  7. ^ "22499 Wunibaldkamm (1997 MP9)". Minor Planet Center. Retrieved 17 October 2018.
  8. ^ "MPC/MPO/MPS Archive". Minor Planet Center. Retrieved 17 October 2018.
  9. ^ Ihrig, Ron (3 December 2004). "Part 3: Production, Physics, Politics – Only the Strong Survive". Car Design News. German Design History. Archived from the original on 11 January 2005. Retrieved 25 March 2016.
  10. ^ "1980 Automobiles". U.S. News & World Report. 89: 58. 1980. Retrieved 25 March 2016. the SX/4 and Kammback are descended from the Spirit/Gremlin
  11. ^ Witzenburg, Gary; Miller, Moss (September 1980). "Driving the new AMC Eagles". Popular Mechanics. 154 (3): 80–81. Retrieved 25 March 2016. The Eagle Kammback looks very much like the old Gremlin.
  12. ^ "1982 AMC Eagle brochure (Standard Features)". oldcarbrochures.org. Archived from the original on 6 April 2016. Retrieved 25 March 2016.
  13. ^ Dunne, Jim (September 1970). "Chevy's top ball talk about Vega: Starlet with a future". Popular Science. 197 (3): 58. Retrieved 25 March 2016. Vega wagon is called Kammback, after W. Kamm
  14. ^ "2016 Hyundai Veloster - Specs & Trim | Hyundai". www.hyundaiusa.com. Retrieved 27 October 2016.
  15. ^ "You call that a station wagon? (Chevrolet Vega ad)". Life. 71 (26): 45. 31 December 1971. Retrieved 27 March 2016. ... our Kammback ... Loving its sportyaerodynamic styling.
  16. ^ Hafner, Chris (16 April 2008). "Car Lust--AMC Gremlin X". Retrieved 27 March 2016. the Kamm-back quasi-hatchback rear end was actually considered a very sporty look in the 1970s

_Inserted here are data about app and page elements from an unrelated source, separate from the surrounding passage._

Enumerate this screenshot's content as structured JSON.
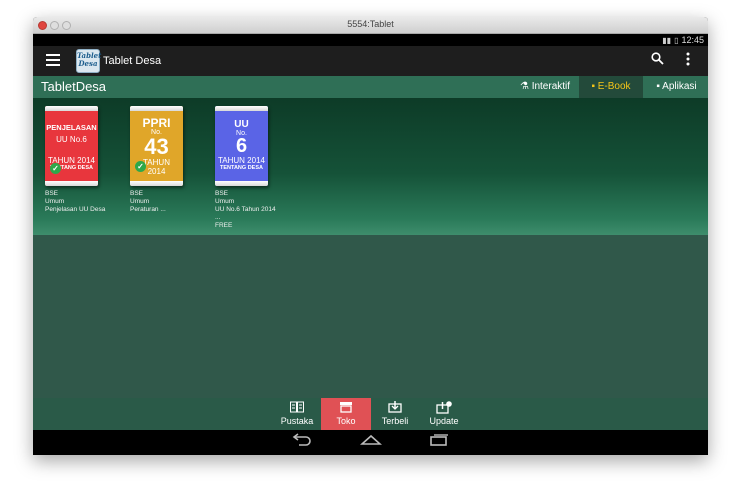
{
  "window": {
    "title": "5554:Tablet"
  },
  "status": {
    "time": "12:45",
    "signal_icon": "signal-icon",
    "battery_icon": "battery-icon"
  },
  "actionbar": {
    "app_name": "Tablet Desa",
    "logo_text": "Tablet Desa",
    "menu_icon": "hamburger-icon",
    "search_icon": "search-icon",
    "overflow_icon": "overflow-menu-icon"
  },
  "tabbar": {
    "title": "TabletDesa",
    "tabs": [
      {
        "label": "Interaktif",
        "icon": "flask-icon"
      },
      {
        "label": "E-Book",
        "icon": "book-icon",
        "active": true
      },
      {
        "label": "Aplikasi",
        "icon": "app-icon"
      }
    ]
  },
  "books": [
    {
      "cover_lines": [
        "PENJELASAN",
        "UU No.6",
        "TAHUN 2014",
        "TENTANG DESA"
      ],
      "cover_color": "#e8363d",
      "owned": true,
      "meta": [
        "BSE",
        "Umum",
        "Penjelasan UU Desa"
      ]
    },
    {
      "cover_lines": [
        "PPRI",
        "No.",
        "43",
        "TAHUN",
        "2014"
      ],
      "cover_color": "#e0a629",
      "owned": true,
      "meta": [
        "BSE",
        "Umum",
        "Peraturan ..."
      ]
    },
    {
      "cover_lines": [
        "UU",
        "No.",
        "6",
        "TAHUN 2014",
        "TENTANG DESA"
      ],
      "cover_color": "#5a64e6",
      "owned": false,
      "meta": [
        "BSE",
        "Umum",
        "UU No.6 Tahun 2014",
        "...",
        "FREE"
      ]
    }
  ],
  "bottomnav": [
    {
      "label": "Pustaka",
      "icon": "library-icon"
    },
    {
      "label": "Toko",
      "icon": "store-icon",
      "active": true
    },
    {
      "label": "Terbeli",
      "icon": "download-icon"
    },
    {
      "label": "Update",
      "icon": "update-icon"
    }
  ],
  "sysnav": {
    "back": "back-icon",
    "home": "home-icon",
    "recents": "recents-icon"
  },
  "colors": {
    "accent": "#2f6f56",
    "active_nav": "#e05155",
    "active_tab_text": "#f5c518"
  }
}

  17. ^ Mueller, Mike (2006). Chrysler Muscle Cars: The Ultimate Guide. Krause Publications. p. 70. ISBN 9780873499705. Retrieved 27 March 2016. (1967 Plymouth Barracuda) It was also downright sportylooking with its quasi-Kamm-back tail and racing-style gas cap.
  18. ^ Gromer, Cliff (September 1988). "Happy Birthday Corvette!". Popular Mechanics. 165 (9): 60. Retrieved 27 March 2016. (1968 Corvette): Longer, narrower and with a Kammbacktail section and removable rear window, the new body ...
  19. ^ Harless, Robert (2003). Horsepower War: Our Way of Life. iUniverse. p. 67. ISBN 9780595302963. Retrieved 27 March 2016. The Mach I option became the centerpiece around which, the “kammback” '71 Mustang was designed.
  20. ^ Clarke, R.M. (1990). Shelby Cobra Gold Portfolio 1962~1969. Brooklands Books. p. 154. ISBN 9781855200234. Retrieved 27 March 2016. The windshield was raked back and a long, sloping fastback ended in a sliced-off Kamm-back tail.

External links[edit]